The truth is that I am unsure what comes after my graduation because my future isn’t completely in my hands. My future is tied to the future of the Deferred Action for Childhood Arrivals program, or DACA.

On Sept. 5, 2017, Attorney General Jeff Sessions announced President Donald Trump’s administration’s plan to end DACA. Although the news was horrifying for me, it didn’t really come as a surprise — DACA was an executive order signed by former president Barack Obama as a temporary fix for undocumented childhood arrivals.

Still, I tried to avoid the panic by listening attentively to what exactly the end of DACA meant. According to the original terms set by the Trump administration that day, no new applicants were going to be accepted. Existing beneficiaries were allowed to apply for renewal until October 2017, if their DACA expiration date was March 5, 2018, or sooner.

Because my DACA expiration is Dec. 27, 2018, I didn’t initially fit the renewal requirement. At that moment, I accepted that my days of DACA protections were numbered.

Shortly after Sessions made the announcement, Trump stated that the measures taken that morning to end DACA were the best way to “(provide) minimum disruption.” I ran this naive statement in my head multiple times, each time becoming more insulted and even angrier by the insensitivity of these words.

It’s absurd to state that placing an expiration date on the protection from deportation and secure legal employment is the “minimum disruption,” when in reality it’s incredibly detrimental to so many individuals and families. The Trump administration didn’t offer an alternative policy to DACA — instead, it placed the future of the DACA program and its recipients in the hands of Congress and stamped it with a deadline of March 5, 2018.

Since DACA was rescinded, my dreams have been disrupted. The government’s indecisiveness over the DACA program has left all its recipients in limbo, waiting day by day on a decision.

The October 2017 deadline to renew DACA permits was eventually extended. And as of now, all current DACA recipients are eligible for renewal. This is a partial relief for me because at least now I have the option to renew my permit.

Congress’s March 5 deadline turned out to be malleable too — no immigration legislation was agreed upon on that date. And now it’s uncertain when a legislation will be discussed again.

Lawmaker’s indecisiveness over whether to modify, eliminate or replace DACA worries me because it makes me wonder what my future will look like. Although I’m currently eligible to renew my DACA permit, I worry that this decision too, like so many others, may be revoked before my renewal appointment May 29.

Every day, I wake up and check updates on the DACA program because my situation appears to be changing on a daily basis.

Already, the effects of rescinding DACA have placed me in a position where I’m unable to make long-term plans post-graduation because I don’t have a permanent sense of security. The instability of my legal status has affected my ability to make decisions on what steps to take next. Should I risk it all and apply for my dream job? Or should I play it safe and take the job that pays well so I may save money in case I lose DACA and my right to employment later on?

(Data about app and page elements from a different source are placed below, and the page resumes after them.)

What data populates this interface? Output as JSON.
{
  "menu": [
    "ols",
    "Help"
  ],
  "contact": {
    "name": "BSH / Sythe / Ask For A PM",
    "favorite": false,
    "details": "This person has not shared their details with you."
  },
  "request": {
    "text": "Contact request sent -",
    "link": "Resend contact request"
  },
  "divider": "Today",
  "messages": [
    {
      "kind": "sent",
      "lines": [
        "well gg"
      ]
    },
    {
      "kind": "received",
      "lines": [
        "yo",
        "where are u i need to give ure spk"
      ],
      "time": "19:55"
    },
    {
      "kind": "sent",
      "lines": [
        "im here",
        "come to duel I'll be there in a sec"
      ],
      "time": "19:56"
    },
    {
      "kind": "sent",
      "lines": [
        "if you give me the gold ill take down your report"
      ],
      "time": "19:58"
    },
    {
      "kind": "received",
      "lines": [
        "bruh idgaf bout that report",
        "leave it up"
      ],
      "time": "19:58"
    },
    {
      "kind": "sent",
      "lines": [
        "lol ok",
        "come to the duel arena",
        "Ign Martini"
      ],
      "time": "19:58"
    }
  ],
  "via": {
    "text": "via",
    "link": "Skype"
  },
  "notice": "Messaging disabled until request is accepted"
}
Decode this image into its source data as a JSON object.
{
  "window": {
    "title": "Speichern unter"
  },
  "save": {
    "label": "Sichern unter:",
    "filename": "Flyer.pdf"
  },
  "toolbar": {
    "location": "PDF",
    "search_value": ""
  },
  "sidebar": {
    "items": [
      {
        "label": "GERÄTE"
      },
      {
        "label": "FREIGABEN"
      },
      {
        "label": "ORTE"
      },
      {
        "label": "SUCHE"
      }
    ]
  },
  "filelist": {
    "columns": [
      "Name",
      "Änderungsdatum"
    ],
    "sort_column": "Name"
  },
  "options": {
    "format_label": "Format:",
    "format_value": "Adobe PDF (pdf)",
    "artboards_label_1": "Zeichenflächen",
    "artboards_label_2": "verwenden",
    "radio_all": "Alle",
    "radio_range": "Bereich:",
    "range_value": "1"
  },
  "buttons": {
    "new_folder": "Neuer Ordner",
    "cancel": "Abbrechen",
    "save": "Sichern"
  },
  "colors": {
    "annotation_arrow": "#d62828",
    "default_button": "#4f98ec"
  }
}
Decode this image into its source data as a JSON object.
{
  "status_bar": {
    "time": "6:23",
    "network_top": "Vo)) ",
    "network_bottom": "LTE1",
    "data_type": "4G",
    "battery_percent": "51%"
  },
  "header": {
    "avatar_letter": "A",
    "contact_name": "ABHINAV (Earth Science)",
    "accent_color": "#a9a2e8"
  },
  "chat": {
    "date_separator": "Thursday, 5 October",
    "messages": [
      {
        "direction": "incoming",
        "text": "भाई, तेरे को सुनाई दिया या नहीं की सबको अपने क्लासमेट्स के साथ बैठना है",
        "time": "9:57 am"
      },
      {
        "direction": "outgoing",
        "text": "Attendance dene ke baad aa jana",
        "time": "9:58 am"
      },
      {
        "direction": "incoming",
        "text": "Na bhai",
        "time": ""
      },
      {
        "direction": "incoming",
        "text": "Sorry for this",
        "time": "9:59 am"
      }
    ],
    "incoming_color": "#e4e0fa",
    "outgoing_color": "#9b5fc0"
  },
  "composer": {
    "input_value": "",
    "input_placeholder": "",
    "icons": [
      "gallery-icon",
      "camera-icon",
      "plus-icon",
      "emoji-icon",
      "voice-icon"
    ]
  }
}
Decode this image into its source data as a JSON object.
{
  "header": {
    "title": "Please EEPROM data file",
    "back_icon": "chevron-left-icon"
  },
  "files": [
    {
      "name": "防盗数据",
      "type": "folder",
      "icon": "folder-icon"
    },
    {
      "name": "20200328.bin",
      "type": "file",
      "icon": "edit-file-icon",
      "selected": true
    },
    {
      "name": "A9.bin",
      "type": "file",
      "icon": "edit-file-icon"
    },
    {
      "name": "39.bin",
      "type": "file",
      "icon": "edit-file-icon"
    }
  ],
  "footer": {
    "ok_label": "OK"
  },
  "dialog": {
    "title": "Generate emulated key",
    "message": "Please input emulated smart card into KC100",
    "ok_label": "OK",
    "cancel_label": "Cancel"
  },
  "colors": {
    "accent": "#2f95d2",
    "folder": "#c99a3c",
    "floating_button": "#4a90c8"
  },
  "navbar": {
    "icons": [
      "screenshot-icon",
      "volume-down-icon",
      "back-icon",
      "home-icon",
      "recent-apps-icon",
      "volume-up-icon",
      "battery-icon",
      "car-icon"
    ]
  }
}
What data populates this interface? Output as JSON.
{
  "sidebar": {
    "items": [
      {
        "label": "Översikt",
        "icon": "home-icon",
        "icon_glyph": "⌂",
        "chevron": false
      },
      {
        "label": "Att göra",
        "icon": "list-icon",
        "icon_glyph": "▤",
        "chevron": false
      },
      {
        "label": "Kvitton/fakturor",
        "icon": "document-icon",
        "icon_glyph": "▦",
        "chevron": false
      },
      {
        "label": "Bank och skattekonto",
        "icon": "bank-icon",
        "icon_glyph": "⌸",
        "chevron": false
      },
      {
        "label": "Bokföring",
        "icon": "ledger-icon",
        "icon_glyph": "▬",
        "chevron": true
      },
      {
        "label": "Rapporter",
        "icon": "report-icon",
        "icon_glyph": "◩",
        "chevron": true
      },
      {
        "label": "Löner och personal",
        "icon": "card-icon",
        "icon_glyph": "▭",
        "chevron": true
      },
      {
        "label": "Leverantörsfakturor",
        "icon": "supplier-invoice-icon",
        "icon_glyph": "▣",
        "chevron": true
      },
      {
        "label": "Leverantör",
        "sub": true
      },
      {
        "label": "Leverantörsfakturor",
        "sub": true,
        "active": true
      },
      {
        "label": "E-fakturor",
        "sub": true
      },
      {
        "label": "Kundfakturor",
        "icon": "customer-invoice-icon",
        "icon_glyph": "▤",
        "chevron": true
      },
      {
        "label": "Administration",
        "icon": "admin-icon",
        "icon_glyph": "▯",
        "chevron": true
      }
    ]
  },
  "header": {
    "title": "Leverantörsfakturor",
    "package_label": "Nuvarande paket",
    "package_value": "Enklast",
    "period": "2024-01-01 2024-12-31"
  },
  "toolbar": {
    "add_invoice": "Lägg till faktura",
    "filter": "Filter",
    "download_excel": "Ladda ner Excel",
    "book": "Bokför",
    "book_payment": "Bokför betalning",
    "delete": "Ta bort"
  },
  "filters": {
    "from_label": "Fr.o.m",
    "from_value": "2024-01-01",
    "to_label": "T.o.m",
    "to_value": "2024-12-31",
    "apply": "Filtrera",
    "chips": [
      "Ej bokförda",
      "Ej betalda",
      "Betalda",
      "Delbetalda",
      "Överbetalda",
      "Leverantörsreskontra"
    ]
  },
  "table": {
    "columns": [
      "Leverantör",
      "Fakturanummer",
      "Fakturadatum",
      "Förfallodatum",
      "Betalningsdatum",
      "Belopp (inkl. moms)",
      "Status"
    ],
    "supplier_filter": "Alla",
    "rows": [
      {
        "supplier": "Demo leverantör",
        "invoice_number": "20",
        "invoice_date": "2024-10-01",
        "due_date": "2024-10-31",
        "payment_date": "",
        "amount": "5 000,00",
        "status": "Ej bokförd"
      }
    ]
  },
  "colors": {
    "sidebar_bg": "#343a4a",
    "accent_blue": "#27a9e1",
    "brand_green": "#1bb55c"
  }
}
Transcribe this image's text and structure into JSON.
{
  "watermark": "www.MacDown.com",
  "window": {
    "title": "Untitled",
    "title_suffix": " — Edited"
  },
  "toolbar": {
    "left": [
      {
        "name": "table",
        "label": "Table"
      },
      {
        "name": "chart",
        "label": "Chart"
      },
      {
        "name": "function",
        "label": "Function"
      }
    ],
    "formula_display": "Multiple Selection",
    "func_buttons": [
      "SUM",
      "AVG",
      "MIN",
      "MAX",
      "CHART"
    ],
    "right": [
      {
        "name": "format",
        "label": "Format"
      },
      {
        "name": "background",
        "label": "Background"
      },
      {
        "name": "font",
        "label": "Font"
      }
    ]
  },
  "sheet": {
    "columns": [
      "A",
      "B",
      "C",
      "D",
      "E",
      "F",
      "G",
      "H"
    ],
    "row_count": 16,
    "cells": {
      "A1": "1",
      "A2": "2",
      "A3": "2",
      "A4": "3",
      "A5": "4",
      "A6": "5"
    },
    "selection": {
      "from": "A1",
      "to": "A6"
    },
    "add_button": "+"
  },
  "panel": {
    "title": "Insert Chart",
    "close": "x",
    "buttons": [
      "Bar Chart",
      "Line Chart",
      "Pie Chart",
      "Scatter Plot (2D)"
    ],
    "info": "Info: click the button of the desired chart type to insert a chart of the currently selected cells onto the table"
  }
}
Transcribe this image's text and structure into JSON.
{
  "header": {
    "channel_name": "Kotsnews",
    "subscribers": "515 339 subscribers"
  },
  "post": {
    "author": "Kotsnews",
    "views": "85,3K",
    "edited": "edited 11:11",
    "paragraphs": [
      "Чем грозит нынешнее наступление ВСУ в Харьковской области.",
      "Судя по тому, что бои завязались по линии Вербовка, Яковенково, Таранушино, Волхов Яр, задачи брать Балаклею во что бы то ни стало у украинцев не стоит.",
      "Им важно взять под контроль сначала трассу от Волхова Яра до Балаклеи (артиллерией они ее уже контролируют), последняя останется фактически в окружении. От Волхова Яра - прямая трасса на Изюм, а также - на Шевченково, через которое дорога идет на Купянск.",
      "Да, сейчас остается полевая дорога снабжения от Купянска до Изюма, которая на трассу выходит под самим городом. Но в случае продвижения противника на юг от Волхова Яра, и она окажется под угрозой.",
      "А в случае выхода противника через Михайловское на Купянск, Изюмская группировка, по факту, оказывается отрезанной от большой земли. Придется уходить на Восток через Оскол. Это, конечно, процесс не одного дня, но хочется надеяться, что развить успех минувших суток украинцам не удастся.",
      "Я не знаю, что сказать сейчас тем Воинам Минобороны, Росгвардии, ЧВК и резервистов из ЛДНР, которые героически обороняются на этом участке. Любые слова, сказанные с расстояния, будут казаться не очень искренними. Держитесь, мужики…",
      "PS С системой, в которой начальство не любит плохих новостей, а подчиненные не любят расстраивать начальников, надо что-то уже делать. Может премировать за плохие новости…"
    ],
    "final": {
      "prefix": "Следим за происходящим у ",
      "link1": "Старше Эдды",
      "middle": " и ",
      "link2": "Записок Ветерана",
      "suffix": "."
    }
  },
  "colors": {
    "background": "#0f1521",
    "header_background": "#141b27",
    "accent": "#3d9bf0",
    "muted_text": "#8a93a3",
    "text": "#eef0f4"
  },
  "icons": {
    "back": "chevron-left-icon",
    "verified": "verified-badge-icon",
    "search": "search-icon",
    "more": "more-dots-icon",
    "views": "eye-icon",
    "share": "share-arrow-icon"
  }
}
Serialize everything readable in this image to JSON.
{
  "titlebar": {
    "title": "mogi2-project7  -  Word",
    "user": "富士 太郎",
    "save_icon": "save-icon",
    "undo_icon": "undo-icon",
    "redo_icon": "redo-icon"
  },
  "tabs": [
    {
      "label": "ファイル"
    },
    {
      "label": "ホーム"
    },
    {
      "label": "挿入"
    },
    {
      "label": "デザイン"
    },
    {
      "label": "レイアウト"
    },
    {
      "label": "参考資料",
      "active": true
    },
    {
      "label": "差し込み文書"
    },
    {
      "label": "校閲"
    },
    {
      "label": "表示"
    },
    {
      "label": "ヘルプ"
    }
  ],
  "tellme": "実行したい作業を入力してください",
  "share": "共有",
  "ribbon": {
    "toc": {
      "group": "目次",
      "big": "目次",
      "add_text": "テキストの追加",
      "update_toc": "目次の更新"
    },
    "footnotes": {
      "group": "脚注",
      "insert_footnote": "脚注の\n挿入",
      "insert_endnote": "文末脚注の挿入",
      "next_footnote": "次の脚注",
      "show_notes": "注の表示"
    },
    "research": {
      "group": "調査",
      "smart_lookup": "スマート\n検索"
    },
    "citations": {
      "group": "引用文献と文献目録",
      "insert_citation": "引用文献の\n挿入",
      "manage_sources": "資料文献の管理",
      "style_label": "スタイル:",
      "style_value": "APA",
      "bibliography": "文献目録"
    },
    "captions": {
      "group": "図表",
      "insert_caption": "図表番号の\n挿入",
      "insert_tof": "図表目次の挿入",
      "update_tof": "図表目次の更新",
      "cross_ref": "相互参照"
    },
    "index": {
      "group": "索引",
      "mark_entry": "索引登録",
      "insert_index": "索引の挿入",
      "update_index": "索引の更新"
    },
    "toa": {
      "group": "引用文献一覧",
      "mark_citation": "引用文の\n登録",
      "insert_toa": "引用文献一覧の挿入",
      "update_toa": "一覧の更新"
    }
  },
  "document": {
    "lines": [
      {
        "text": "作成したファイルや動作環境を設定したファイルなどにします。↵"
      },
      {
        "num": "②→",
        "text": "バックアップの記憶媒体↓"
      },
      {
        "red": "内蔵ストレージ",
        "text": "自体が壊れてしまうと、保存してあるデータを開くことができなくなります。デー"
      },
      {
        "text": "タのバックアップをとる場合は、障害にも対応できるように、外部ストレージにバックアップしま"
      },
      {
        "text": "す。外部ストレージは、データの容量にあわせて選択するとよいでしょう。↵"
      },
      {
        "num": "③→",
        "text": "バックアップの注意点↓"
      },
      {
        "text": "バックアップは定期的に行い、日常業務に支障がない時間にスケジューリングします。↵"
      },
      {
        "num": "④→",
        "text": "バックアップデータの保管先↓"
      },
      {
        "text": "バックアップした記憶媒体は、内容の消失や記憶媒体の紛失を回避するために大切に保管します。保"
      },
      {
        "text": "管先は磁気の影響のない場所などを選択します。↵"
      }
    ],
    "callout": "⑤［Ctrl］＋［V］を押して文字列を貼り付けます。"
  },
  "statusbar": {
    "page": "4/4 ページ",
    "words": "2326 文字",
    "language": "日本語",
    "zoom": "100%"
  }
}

I try my best to plan my future according to my aspirations rather than my legal status, but every time I submit an application, I can’t help but stop and wonder how long I have left of being legal in the United States. My state of legality is so short-lived.

Sometimes I consider disclosing to potential employers that although I possess the skills, experience and character desired for the position, I am a DACA recipient whose future is uncertain. I want to be transparent with potential employers, but I’m also afraid that disclosing this fact may cause them to reject my application.

Yes, I have the opportunity to renew DACA — if nothing changes from here to May 29. But that just means that I’ll be extending protections for a mere two years. What comes after that period is up?

For now, I’m left with no choice other than to continue to build a future on an unstable foundation that threatens to shatter at any given point.

Gladys Torres Avalos writes the Monday column on being a DACA recipient. Contact her at [email protected] and follow her on Twitter at @gtorres_avalos.